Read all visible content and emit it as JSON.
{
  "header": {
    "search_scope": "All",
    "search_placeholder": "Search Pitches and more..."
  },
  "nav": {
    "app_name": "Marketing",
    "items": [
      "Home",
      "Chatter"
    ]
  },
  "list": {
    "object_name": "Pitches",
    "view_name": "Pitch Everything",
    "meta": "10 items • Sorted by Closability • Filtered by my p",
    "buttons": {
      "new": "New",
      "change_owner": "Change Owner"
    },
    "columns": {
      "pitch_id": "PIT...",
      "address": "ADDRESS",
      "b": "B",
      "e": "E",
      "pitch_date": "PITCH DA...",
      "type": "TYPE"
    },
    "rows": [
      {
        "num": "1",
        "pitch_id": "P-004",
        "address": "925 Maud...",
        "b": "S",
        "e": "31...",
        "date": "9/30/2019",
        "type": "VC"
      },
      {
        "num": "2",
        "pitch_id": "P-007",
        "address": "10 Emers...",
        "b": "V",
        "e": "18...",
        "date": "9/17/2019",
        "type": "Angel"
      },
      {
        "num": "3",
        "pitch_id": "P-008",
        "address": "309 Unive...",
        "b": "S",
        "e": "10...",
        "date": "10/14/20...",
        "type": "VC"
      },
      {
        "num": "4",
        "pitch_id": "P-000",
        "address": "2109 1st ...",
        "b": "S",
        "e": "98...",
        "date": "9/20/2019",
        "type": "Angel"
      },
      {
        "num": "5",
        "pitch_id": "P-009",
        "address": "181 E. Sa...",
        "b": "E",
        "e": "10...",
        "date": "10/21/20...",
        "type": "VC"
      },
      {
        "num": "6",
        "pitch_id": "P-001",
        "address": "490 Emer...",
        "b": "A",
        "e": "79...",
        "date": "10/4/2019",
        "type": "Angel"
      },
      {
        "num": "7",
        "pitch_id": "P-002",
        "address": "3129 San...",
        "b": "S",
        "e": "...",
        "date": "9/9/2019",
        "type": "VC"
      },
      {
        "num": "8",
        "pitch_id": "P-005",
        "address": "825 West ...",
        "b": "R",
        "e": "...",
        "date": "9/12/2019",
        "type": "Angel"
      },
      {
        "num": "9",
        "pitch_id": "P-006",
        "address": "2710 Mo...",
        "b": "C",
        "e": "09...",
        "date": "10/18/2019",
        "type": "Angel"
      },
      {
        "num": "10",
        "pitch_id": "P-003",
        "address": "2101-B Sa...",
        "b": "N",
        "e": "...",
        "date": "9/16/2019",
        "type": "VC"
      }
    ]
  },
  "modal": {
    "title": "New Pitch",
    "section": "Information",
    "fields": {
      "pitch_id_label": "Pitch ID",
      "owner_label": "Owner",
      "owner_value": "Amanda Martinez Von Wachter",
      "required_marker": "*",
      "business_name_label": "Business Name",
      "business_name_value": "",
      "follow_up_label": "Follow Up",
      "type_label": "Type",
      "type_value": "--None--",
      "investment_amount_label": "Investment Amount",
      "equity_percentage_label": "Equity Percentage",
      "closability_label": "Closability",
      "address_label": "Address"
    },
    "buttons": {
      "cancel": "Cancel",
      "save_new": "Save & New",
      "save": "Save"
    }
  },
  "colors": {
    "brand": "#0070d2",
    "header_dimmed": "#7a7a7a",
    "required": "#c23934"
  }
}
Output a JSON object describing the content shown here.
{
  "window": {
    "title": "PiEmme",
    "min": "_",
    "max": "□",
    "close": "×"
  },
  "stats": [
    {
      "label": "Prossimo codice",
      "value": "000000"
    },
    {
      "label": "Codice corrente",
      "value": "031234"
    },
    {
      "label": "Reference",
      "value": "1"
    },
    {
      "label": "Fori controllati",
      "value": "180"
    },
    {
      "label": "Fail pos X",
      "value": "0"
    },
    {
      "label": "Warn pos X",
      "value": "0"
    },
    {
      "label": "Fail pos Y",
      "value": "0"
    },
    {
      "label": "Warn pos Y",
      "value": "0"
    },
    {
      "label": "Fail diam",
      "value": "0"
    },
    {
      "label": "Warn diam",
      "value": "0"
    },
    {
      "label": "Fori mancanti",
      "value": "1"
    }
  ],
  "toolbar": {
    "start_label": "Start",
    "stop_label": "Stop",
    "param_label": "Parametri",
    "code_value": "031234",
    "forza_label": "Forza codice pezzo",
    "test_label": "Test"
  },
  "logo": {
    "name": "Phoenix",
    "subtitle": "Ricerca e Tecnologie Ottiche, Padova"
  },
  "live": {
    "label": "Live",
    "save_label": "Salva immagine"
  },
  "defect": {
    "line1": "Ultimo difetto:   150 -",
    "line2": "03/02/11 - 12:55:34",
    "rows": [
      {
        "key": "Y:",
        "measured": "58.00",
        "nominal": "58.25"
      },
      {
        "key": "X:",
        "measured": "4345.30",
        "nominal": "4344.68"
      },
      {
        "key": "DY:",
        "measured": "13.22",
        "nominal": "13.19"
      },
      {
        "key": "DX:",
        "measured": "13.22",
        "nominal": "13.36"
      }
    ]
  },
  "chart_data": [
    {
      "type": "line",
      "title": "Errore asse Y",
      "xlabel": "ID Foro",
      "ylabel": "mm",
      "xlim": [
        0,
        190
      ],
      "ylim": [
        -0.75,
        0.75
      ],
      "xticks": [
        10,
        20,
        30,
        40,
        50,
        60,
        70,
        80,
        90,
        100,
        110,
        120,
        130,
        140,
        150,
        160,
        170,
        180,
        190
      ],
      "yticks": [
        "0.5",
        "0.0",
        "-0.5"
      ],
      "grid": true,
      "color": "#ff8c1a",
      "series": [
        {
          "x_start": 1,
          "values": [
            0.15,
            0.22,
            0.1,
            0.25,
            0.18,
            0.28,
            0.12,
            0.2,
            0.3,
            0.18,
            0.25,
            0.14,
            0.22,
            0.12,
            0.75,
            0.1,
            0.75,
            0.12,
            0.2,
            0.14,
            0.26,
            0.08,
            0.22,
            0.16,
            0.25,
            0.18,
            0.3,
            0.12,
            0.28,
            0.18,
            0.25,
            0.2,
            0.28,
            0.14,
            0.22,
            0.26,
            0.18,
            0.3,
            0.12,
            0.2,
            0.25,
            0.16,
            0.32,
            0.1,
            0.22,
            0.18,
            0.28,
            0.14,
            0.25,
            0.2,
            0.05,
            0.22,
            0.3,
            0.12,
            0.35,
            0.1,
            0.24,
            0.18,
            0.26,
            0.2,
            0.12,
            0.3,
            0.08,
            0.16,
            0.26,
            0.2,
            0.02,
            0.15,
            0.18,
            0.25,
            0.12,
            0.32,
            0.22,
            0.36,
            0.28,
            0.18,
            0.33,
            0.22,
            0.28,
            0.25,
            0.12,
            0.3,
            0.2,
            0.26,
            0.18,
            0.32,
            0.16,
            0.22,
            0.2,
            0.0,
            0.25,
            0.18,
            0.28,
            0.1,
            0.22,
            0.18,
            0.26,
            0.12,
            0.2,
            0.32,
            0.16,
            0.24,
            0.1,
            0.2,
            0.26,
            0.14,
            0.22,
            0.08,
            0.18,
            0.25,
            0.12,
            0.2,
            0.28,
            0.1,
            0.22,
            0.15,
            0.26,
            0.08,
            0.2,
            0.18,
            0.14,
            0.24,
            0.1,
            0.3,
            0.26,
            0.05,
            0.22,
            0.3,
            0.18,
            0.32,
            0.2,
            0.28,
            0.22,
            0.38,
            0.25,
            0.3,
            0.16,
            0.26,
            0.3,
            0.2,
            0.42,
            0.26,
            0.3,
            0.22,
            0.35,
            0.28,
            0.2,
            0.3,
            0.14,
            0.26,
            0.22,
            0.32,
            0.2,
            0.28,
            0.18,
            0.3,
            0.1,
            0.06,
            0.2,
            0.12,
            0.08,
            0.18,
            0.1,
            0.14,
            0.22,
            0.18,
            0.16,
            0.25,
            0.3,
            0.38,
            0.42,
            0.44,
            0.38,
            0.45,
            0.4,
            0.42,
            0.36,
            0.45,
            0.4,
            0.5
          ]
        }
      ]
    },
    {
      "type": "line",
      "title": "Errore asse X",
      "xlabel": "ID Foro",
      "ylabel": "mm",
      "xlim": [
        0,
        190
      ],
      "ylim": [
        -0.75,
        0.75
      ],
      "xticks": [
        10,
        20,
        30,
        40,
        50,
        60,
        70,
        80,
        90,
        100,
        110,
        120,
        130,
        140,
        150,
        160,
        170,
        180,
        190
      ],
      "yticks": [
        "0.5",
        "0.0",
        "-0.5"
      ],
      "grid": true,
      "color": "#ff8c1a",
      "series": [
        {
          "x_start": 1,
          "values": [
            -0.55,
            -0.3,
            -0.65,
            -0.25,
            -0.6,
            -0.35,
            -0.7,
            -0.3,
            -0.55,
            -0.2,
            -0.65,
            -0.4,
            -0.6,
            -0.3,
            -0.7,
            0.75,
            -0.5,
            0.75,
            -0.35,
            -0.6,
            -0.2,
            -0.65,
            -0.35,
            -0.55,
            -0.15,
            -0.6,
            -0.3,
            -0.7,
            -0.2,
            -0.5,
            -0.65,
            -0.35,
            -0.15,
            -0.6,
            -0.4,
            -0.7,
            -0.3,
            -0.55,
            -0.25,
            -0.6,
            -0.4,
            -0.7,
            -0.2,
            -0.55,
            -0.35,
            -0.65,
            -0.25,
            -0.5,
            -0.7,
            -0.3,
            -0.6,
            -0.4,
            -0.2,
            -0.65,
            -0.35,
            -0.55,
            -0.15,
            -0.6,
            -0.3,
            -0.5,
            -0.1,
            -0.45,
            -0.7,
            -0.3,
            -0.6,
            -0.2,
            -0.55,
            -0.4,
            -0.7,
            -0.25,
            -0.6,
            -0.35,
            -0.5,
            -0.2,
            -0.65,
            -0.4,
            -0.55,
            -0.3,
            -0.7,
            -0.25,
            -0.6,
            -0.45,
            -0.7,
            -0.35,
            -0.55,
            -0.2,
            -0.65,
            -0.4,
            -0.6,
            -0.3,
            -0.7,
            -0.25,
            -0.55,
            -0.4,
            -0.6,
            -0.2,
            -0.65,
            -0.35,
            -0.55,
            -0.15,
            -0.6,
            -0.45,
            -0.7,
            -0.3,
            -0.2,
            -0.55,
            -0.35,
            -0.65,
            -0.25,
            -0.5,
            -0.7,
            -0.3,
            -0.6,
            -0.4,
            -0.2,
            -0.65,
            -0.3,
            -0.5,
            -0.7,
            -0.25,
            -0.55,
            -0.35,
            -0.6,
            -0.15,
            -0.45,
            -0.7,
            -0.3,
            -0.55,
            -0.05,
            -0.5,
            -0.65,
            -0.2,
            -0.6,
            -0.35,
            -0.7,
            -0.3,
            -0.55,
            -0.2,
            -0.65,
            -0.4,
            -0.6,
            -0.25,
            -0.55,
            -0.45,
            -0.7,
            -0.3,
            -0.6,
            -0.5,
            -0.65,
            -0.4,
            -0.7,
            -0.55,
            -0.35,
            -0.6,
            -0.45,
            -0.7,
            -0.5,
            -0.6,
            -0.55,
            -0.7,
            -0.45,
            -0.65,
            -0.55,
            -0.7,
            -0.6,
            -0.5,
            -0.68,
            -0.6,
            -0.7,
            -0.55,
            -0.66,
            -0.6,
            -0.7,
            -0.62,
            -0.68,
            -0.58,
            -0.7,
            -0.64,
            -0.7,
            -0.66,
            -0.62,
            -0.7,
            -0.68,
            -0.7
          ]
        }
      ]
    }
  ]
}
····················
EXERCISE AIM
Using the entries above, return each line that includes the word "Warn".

TASK RESPONSE
      "label": "Warn pos X",
      "label": "Warn pos Y",
      "label": "Warn diam",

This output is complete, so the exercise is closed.